Problem to solve: Looking at the data below, report how many lines contain "true", with no other words.
++++
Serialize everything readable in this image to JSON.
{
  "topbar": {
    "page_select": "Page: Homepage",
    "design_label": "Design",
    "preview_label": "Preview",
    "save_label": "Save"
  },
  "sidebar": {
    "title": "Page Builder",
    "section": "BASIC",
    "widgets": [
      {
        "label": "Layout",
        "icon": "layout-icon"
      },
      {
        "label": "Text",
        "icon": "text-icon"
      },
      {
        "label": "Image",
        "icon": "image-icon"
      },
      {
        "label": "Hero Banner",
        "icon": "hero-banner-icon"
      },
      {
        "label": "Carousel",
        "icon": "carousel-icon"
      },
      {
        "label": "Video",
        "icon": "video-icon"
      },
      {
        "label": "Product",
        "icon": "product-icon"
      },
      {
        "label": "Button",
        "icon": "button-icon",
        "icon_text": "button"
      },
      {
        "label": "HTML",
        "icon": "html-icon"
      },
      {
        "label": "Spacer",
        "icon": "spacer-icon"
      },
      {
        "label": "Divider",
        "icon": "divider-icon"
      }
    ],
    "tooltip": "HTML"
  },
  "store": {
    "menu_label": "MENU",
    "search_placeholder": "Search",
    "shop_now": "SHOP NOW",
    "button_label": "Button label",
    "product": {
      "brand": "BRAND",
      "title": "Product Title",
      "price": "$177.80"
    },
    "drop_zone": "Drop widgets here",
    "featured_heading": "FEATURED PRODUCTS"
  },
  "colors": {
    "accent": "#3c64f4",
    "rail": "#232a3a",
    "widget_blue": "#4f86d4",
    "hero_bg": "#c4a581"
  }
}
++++
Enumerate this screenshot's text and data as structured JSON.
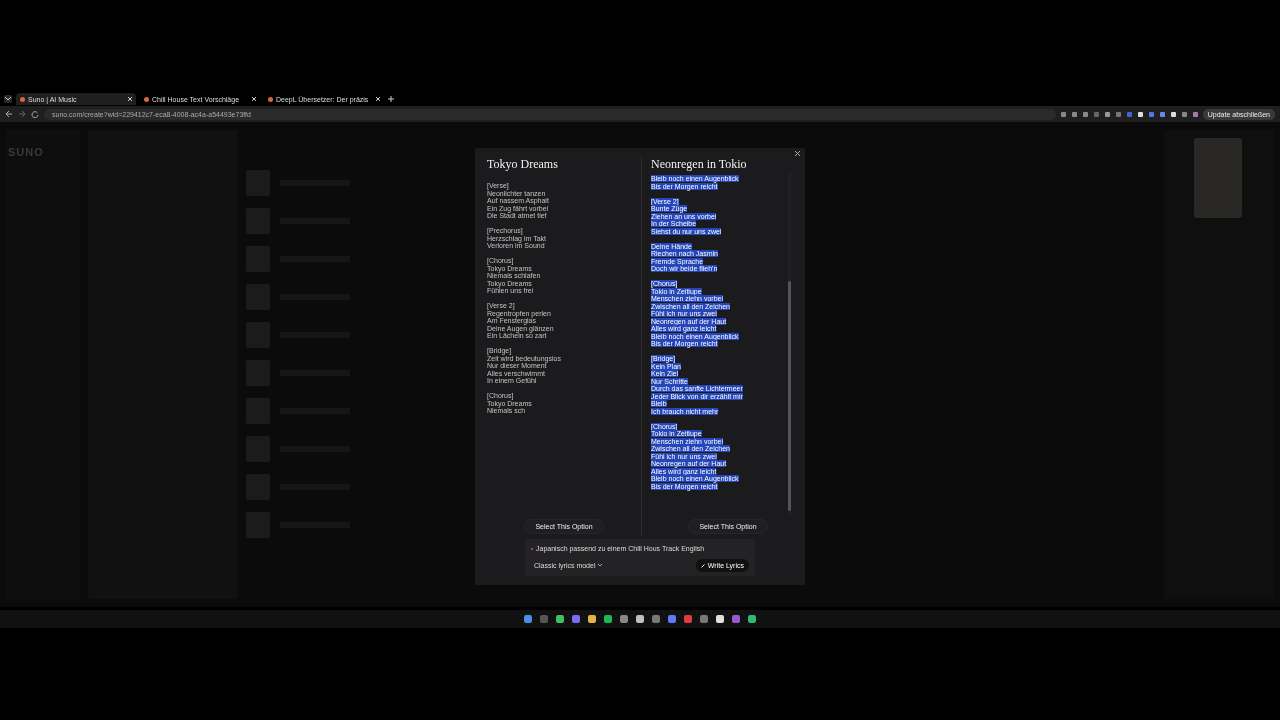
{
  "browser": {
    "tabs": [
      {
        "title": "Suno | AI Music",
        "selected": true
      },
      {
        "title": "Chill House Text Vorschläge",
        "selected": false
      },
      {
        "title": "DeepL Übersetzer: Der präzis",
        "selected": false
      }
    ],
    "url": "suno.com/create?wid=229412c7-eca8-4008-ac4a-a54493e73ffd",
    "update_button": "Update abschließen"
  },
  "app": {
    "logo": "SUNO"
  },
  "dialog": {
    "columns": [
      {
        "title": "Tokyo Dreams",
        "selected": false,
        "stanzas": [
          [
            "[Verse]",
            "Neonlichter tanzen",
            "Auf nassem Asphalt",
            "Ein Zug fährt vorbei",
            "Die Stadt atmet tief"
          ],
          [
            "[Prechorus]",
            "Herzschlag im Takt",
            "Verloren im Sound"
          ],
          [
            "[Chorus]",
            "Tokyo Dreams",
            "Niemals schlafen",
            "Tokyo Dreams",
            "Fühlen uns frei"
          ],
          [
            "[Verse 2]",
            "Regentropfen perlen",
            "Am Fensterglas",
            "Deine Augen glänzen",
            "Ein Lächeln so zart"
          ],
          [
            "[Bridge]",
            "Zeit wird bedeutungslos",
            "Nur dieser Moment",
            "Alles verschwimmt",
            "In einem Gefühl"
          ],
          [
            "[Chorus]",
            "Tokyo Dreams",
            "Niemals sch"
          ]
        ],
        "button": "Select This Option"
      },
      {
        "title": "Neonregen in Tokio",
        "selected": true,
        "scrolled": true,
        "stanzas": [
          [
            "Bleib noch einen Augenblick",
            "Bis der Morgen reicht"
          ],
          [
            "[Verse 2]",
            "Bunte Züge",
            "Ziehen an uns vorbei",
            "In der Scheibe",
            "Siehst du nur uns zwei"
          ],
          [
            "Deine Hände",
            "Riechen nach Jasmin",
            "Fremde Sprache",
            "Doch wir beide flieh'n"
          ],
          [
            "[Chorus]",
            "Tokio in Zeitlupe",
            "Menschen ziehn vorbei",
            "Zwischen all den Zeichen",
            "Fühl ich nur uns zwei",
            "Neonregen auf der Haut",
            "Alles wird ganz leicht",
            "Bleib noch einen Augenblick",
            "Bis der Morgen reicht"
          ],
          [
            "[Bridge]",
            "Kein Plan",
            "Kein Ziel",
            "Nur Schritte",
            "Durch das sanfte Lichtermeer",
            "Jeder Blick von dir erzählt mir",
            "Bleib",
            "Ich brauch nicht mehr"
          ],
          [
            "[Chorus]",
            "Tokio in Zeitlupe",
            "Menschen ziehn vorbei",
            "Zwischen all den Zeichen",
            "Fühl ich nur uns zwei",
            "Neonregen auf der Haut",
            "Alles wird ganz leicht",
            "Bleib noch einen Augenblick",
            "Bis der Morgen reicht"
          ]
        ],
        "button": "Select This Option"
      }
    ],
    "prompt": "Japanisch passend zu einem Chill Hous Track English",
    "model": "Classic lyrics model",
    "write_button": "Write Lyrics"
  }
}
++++
Written solution: 3